**How to complete this task**. Search the entries below for the word "references", then copy each line in which it is found.

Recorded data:

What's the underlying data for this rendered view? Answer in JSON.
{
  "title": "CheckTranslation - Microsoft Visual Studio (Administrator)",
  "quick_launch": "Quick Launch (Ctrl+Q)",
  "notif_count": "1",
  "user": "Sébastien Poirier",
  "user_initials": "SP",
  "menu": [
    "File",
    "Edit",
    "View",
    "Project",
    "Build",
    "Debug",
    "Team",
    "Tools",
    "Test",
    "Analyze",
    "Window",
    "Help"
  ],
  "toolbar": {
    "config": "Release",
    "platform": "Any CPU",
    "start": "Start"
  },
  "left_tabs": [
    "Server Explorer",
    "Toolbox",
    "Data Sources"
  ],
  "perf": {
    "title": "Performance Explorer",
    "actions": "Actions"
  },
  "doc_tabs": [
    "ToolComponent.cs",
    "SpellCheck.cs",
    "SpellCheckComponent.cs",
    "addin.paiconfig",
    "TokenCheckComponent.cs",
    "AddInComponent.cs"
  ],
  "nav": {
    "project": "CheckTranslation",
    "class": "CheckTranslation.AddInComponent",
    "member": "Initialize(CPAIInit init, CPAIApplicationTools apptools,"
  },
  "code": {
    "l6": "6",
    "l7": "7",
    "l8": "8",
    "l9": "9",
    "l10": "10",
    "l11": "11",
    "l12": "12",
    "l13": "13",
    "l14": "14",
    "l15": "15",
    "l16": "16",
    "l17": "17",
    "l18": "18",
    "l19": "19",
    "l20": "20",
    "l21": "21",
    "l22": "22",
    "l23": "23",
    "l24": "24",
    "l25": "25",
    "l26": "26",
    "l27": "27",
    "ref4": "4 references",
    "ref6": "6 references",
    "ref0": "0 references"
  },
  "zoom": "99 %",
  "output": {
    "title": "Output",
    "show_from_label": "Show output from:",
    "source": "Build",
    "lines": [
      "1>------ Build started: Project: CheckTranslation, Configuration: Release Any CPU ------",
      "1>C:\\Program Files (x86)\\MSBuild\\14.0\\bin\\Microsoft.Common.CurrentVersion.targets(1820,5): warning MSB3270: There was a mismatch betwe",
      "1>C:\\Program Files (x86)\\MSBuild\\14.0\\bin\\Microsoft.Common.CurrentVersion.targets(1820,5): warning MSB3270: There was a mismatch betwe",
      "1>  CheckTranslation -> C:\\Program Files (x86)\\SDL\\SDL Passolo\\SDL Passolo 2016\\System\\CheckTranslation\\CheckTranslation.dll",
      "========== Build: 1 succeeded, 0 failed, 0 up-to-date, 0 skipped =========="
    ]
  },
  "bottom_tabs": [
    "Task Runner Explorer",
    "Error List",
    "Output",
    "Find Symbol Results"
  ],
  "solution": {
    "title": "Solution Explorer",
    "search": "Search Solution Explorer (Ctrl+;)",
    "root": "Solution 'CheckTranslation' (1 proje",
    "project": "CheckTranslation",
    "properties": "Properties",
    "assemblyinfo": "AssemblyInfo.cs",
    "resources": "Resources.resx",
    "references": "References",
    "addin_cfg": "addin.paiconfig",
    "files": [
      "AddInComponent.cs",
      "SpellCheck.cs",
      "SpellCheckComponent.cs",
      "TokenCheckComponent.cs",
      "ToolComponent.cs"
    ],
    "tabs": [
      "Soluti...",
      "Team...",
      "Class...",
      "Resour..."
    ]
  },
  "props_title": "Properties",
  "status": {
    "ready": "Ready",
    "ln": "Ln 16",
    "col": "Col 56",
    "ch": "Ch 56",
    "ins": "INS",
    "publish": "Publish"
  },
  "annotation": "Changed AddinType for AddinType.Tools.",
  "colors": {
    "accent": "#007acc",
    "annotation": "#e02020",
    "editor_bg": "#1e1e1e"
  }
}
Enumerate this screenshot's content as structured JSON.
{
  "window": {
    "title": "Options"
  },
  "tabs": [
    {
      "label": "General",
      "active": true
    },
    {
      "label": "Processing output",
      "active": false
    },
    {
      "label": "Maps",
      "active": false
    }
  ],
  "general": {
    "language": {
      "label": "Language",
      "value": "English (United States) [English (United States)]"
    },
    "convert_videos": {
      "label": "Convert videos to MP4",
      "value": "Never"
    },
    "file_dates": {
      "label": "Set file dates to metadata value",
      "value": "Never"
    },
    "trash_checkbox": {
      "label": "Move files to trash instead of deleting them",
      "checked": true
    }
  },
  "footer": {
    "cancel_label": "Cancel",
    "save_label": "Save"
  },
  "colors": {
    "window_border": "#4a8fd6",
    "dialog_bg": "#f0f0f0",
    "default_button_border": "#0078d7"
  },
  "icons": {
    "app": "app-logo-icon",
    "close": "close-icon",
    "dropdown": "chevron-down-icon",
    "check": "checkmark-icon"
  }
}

**Expected answer**.
    "ref4": "4 references",
    "ref6": "6 references",
    "ref0": "0 references"
    "references": "References",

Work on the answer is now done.